Former U.S. representative John Delaney (D-Md.) rejected claims Friday that campaign staffers asked him to drop out of the 2020 presidential race.


Former U.S. representative John Delaney (D-Md.) rejected claims Friday that campaign staffers asked him to drop out of the 2020 presidential race.

“No one on my team asked me to drop out of the race and I have no plans to drop out of the race. In addition, anyone who spent any time actually reading the FEC reports would see clearly that we did not spend $19 million on the campaign – we spent $9 million since we launched by Presidential campaign,” Delaney said in a statement.

Delaney’s comments come after Axios reported on Friday that senior staffers asked the 56-year-old to drop out of the Democratic contest by mid-August.

“I think a lot of people who did leave thought, ‘You gotta eat. You need a paycheck.’ So that was a big part of it,” said a former staffer quoted in Axios.

Delaney was the first to enter the race for the 2020 Democratic presidential nomination, announcing his candidacy 721 days ago in 2017. Having visited each one of Iowa’s 99 counties by now, Delaney started running television ads in the state as early as February of last year during the Super Bowl.

Friday’s report provoked the hashtag “DropOutDelaney” to begin trending on Twitter, with rival 2020 candidate and former U.S. senator Mike Gravel (D-AK.) leading the online movement.

“Can we ratio him out of the debates? … Get it trending: #DropOutDelaney,” Gravel tweeted.

Gravel, 89, failed to qualify for either the first or second sets of Democratic debates.

Since launching his presidential bid nearly two and a half years ago, Delaney has campaigned on a platform of bipartisanship while pushing back on the farther left direction that many Democrats in the race appear to be taking the party.

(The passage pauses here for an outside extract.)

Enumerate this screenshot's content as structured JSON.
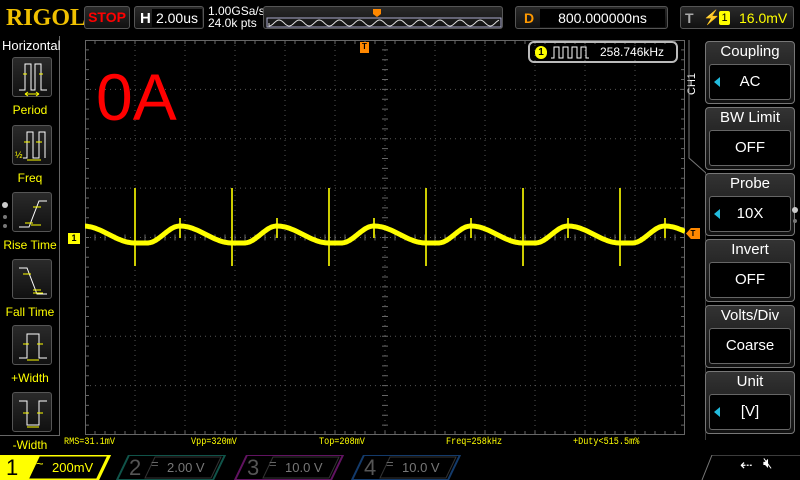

At the California Democratic Convention last month, which drew several prominent 2020 Democrats, Delaney was booed for criticizing Democrats’ new signature proposal, “Medicare for All.”

“Medicare for All may sound good, but it’s actually not good policy, nor is it good politics,” Delaney told the un-receptive audience.

Delaney tried to recover, repeatedly saying “we should have universal health care” to a noisy audience alienated by the Maryland Democrat’s criticism of what appears to be the Democratic Party’s new favorite policy item. Once the audience calmed down, Delaney finished his thought, refusing to back down from his platform.

“We should have universal health care, but it shouldn’t be the kind of health care that kicks 150 million Americans off their health care,” Delaney asserted. “That’s not smart policy.”

Throughout the entire campaign, Delaney has struggled to garner significant support among Democrats despite qualifying for the first two rounds of debates to bring the candidate into being a top-tier contender.

According to Real Clear Politics’ latest aggregate of polls, Delaney holds an average of 0.6 percent support among Democrats, tied with New York City Mayor Bill de Blasio, former secretary of Housing and Urban Development Julian Castro, and U.S. Sen. Kirsten Gillibrand (D-N.Y.).